  109. 109. •Hunt isn’t going so well in the winter, poor little dogs are skinny and hanging their heads, hunters trudging along wearily •All they got is a little fox (pathetic)
  110. 110. •Calm, cold, overcast day •Muted whites and grays, bare trees, smoke from fires in the air •People prepare food at an outdoor fire (be thankful for ovens)
  111. 111. •People are peasants, not anyone in particular •Nothing is static, movement throughout the painting •People ice skate, play hockey on frozen lake
  112. 112. I hate winter. Click here to watch a movie about our pathetic hunt.

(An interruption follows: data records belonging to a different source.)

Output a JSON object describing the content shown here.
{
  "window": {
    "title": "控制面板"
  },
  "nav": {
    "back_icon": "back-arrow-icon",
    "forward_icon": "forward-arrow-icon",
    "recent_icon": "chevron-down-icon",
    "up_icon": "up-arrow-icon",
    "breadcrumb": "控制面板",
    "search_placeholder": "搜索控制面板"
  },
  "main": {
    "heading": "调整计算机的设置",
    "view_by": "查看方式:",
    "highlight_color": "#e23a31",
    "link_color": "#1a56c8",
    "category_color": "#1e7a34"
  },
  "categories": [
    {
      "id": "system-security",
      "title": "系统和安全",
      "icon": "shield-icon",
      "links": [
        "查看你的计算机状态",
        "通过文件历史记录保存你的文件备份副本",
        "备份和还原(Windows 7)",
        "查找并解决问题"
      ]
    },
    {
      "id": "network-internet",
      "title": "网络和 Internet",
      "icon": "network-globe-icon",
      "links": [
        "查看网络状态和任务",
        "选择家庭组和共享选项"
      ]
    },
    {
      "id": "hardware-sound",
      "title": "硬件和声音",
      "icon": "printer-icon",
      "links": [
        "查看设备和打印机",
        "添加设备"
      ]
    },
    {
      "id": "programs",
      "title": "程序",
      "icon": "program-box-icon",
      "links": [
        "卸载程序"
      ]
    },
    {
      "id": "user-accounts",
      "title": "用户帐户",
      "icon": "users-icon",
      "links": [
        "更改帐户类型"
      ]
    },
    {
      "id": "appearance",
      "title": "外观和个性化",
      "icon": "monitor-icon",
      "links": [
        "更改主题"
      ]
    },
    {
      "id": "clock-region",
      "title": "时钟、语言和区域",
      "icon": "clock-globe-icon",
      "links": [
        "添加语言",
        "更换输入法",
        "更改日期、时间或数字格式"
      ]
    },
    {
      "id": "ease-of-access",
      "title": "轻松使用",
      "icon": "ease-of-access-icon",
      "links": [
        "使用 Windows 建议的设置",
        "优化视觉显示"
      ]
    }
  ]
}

  113. 113. Burial of Count Orgaz By: El Greco 1586 Oil on canvas
  114. 114. •Count Orgaz died 300 years before this painting was commissioned •This painting hangs above his tomb in Santo Tome (a church) •Painting shows Orgaz being placed directly in
  115. 115. His tomb in Santo Tome, in Spain
  116. 116. •Count Orgaz was a great philanthropist, supported the church of Santo Tome (painting commissioned by the priest) •Saints come down from heaven to bury him – this painting shows that miracle
  117. 117. Bottom of painting: somber earth
  118. 118. Top of painting: ecstatic heaven
  119. 119. The cross bridges the gap between earth and heaven
  120. 120. •Catholics believe that doing good works (philanthropy) is essential for leading a good Christian life (remember, this is a SPANISH painting, where Catholicism is strong)
  121. 121. Legend of Orgaz’s burial: Saint Stephen and Saint Augustine descended in person from the heavens and buried him by their own hands in front of the dazzled eyes of those present
  122. 122. •Venetian color •Spanish mysticism •Mannerist style: elongated figures, twisting of figures, disembodied hands, crowded space •What a combo of styles!
  123. 123. •Venetian color •Spanish mysticism •Mannerist style: elongated figures, twisting of figures, disembodied hands, crowded space •What a combo of styles!
  124. 124. •Priest is conducting the funeral, but the crowd isn’t really paying attention to him – paying attention to Orgaz instead, focused on the action
  125. 125. Soul transported to heaven by angels Mary John the Baptist Jesus
  126. 126. Child is El Greco’s son, Jorge Manuel. Is he pointing to Orgaz or the flower on the sleeve of the saint?
  127. 127. •Anachronistic scene (out of chronological order) – Christian saints from early days of Church bury a 14th century man (Orgaz) with 16th century dignitaries in attendance (???)
  128. 128. •El Greco painted himself in there!
  129. 129. VOCABULARY: •ANAMORPHIC IMAGE: an image that must be viewed by a special means, such as a mirror, in order to be recognized •ENGRAVING: a printmaking process in which a toll called a burin is used to carve into a metal plate, causing impressions to be made in the surface. Ink passes into the crevices of the plate, and paper is applied. The result is a print with remarkable details and finely shaded contours •POLYPTYCH: a many-paneled altarpiece
  130. 130. •WOODCUT: a printmaking process in which a wooden tablet is gouged into with a tool, leaving the design raised and the background cut away (like a rubber stamp). Ink is rolled onto the raised portions, and an impression is made when paper is applied to the surface. – have strong angular surfaces with sharply delineated lines. FIN

×